Bartenders in Japan are like best friends and therapists, he told me, even more than in other parts of the world. Men and women are stressed from work and families and have no one to talk to so they come to complain and sometimes cry a little, and then they go to the next bar to do it again. Just then another patron arrived, and I knew this was the critical moment. When a new person arrives the person at the bar has to slide down. As more people arrive you are shuffled down until you’re pressed against the window and can go no further. You’re the cellphone charger at the very bottom of a tightly packed suitcase. Once you’re in, you’re in, and will only come out at the end of the journey. I knew I should pay for my drink and say my thank-yous and slip out into the street, sensible and smart.
But then I remembered Nassim Taleb, and I slid over to make space for the newcomer. How bad could it be, I thought? The place has a capacity of five people, eight tops.
Six hours later there were 28 people in the bar, 500 of whom were smoking cigarettes. The only time anyone wasn’t smoking a cigarette was when there literally wasn’t enough cigarette space in front of their face. I was folded into a corner with a guy from Delhi who runs the second-biggest cosmetics company in India, and a woman who works for something called SoftBank, doing something, and another guy who’s in love with a girl from one of the J-Pop groups, and a woman whose husband drives a taxi, and a young guy who also works for a bank but once lived awhile in Barcelona and who had the most beautiful skin I’ve ever seen, and another guy who, I can’t remember what he did for a living, but he was lighting his cigarette from other people’s cigarettes because there were so many people he couldn’t get his hands down to his pockets to fetch his lighter.
I had long conversations with at least three people who didn’t speak any English at all, one of whom I think may have confessed to being a serial killer. Some time after midnight someone produced a jar of some murky strong liquid with a snake inside. “Viper! Viper!” yelled the barman happily.
I tried to close my eyes because I’m so afraid of snakes I can’t even watch the scene with Kaa in the animated Jungle Book, but if you close your eyes you can’t see where the snake is so I opened them and there it was in front of me and I remembered Nassim Taleb and I lifted the jar and took a sip which tasted of snake and warfare and violence but the crowd jostled and all the strong liquor splashed out all over me and the crowd laughed as one and shouted “Kampai!”

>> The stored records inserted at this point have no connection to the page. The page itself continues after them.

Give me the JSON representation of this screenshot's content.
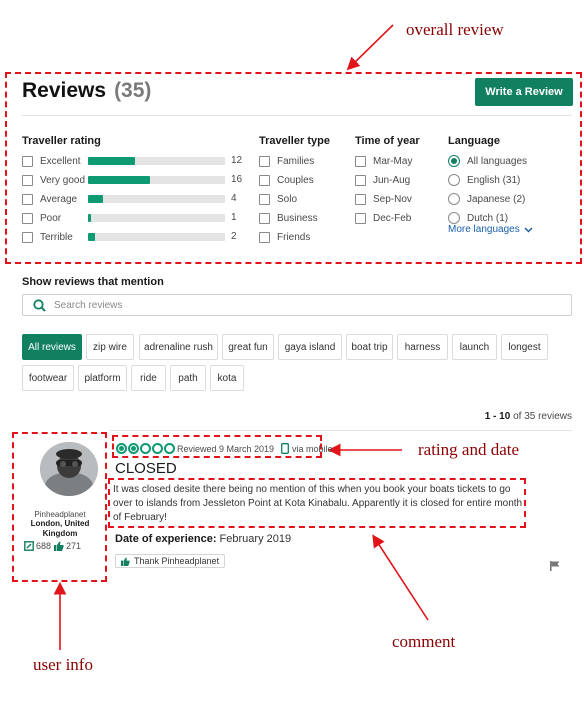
{
  "annotations": {
    "overall_review": "overall review",
    "rating_and_date": "rating and date",
    "comment": "comment",
    "user_info": "user info"
  },
  "header": {
    "title": "Reviews",
    "count": "(35)",
    "write_label": "Write a Review"
  },
  "filters": {
    "traveller_rating": {
      "title": "Traveller rating",
      "items": [
        {
          "label": "Excellent",
          "count": "12",
          "fraction": 0.34
        },
        {
          "label": "Very good",
          "count": "16",
          "fraction": 0.45
        },
        {
          "label": "Average",
          "count": "4",
          "fraction": 0.11
        },
        {
          "label": "Poor",
          "count": "1",
          "fraction": 0.02
        },
        {
          "label": "Terrible",
          "count": "2",
          "fraction": 0.05
        }
      ]
    },
    "traveller_type": {
      "title": "Traveller type",
      "items": [
        "Families",
        "Couples",
        "Solo",
        "Business",
        "Friends"
      ]
    },
    "time_of_year": {
      "title": "Time of year",
      "items": [
        "Mar-May",
        "Jun-Aug",
        "Sep-Nov",
        "Dec-Feb"
      ]
    },
    "language": {
      "title": "Language",
      "items": [
        "All languages",
        "English (31)",
        "Japanese (2)",
        "Dutch (1)"
      ],
      "selected": "All languages",
      "more": "More languages"
    }
  },
  "mentions": {
    "title": "Show reviews that mention",
    "search_placeholder": "Search reviews",
    "chips": [
      "All reviews",
      "zip wire",
      "adrenaline rush",
      "great fun",
      "gaya island",
      "boat trip",
      "harness",
      "launch",
      "longest",
      "footwear",
      "platform",
      "ride",
      "path",
      "kota"
    ],
    "active": "All reviews"
  },
  "pagination": {
    "range": "1 - 10",
    "suffix": "of 35 reviews"
  },
  "review": {
    "user": {
      "name": "Pinheadplanet",
      "location": "London, United Kingdom",
      "contributions": "688",
      "helpful": "271"
    },
    "rating": 2,
    "rating_max": 5,
    "reviewed": "Reviewed 9 March 2019",
    "via": "via mobile",
    "title": "CLOSED",
    "text": "It was closed desite there being no mention of this when you book your boats tickets to go over to islands from Jessleton Point at Kota Kinabalu. Apparently it is closed for entire month of February!",
    "doe_label": "Date of experience:",
    "doe_value": "February 2019",
    "thank_label": "Thank Pinheadplanet"
  },
  "colors": {
    "accent": "#118061",
    "bar": "#0e9a72",
    "annotation_box": "#e0141a",
    "annotation_text": "#8b0000"
  },
  "icons": [
    "search-icon",
    "chevron-down-icon",
    "mobile-icon",
    "review-count-icon",
    "thumbs-up-icon",
    "flag-icon",
    "annotation-arrow-icon"
  ]
}
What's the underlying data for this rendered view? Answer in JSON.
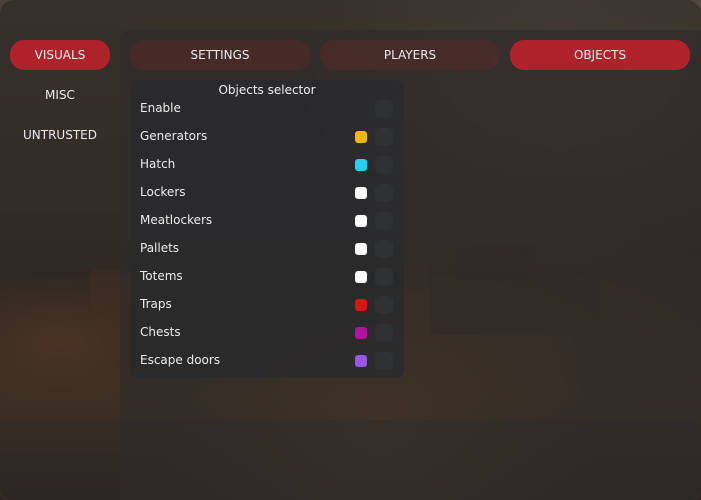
{
  "sidebar": {
    "items": [
      {
        "label": "VISUALS",
        "active": true
      },
      {
        "label": "MISC",
        "active": false
      },
      {
        "label": "UNTRUSTED",
        "active": false
      }
    ]
  },
  "tabs": [
    {
      "label": "SETTINGS",
      "active": false
    },
    {
      "label": "PLAYERS",
      "active": false
    },
    {
      "label": "OBJECTS",
      "active": true
    }
  ],
  "colors": {
    "accent": "#b0222b",
    "panel": "#2a2a2c",
    "checkbox": "#303133"
  },
  "objects_selector": {
    "title": "Objects selector",
    "rows": [
      {
        "label": "Enable",
        "color": null,
        "checked": false
      },
      {
        "label": "Generators",
        "color": "#f5b800",
        "checked": false
      },
      {
        "label": "Hatch",
        "color": "#1fd3ee",
        "checked": false
      },
      {
        "label": "Lockers",
        "color": "#ffffff",
        "checked": false
      },
      {
        "label": "Meatlockers",
        "color": "#ffffff",
        "checked": false
      },
      {
        "label": "Pallets",
        "color": "#ffffff",
        "checked": false
      },
      {
        "label": "Totems",
        "color": "#ffffff",
        "checked": false
      },
      {
        "label": "Traps",
        "color": "#dd1111",
        "checked": false
      },
      {
        "label": "Chests",
        "color": "#b5109f",
        "checked": false
      },
      {
        "label": "Escape doors",
        "color": "#9a55e6",
        "checked": false
      }
    ]
  }
}
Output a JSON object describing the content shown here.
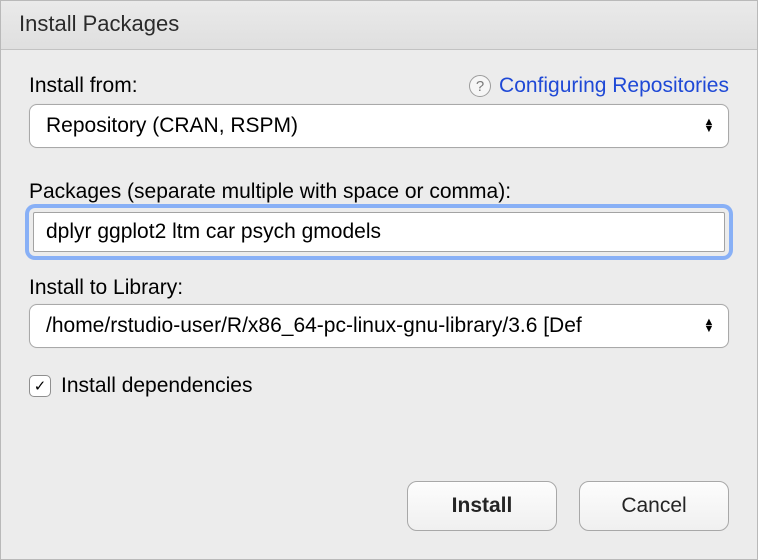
{
  "title": "Install Packages",
  "help": {
    "linkText": "Configuring Repositories"
  },
  "installFrom": {
    "label": "Install from:",
    "value": "Repository (CRAN, RSPM)"
  },
  "packages": {
    "label": "Packages (separate multiple with space or comma):",
    "value": "dplyr ggplot2 ltm car psych gmodels"
  },
  "library": {
    "label": "Install to Library:",
    "value": "/home/rstudio-user/R/x86_64-pc-linux-gnu-library/3.6 [Def"
  },
  "dependencies": {
    "label": "Install dependencies",
    "checked": true
  },
  "buttons": {
    "install": "Install",
    "cancel": "Cancel"
  }
}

I made it home that night, somehow, at some time or other, and threw my clothes out of the window of my apartment and lay down, wondering if the bed spins in the opposite direction in the Far East. Life sure is random and uncertain: if Nassim Taleb had been there, I can’t be sure whether I would have thanked him for the best night at the best bar in the world, or whether I would have chased him as though I was a sabre-toothed tiger.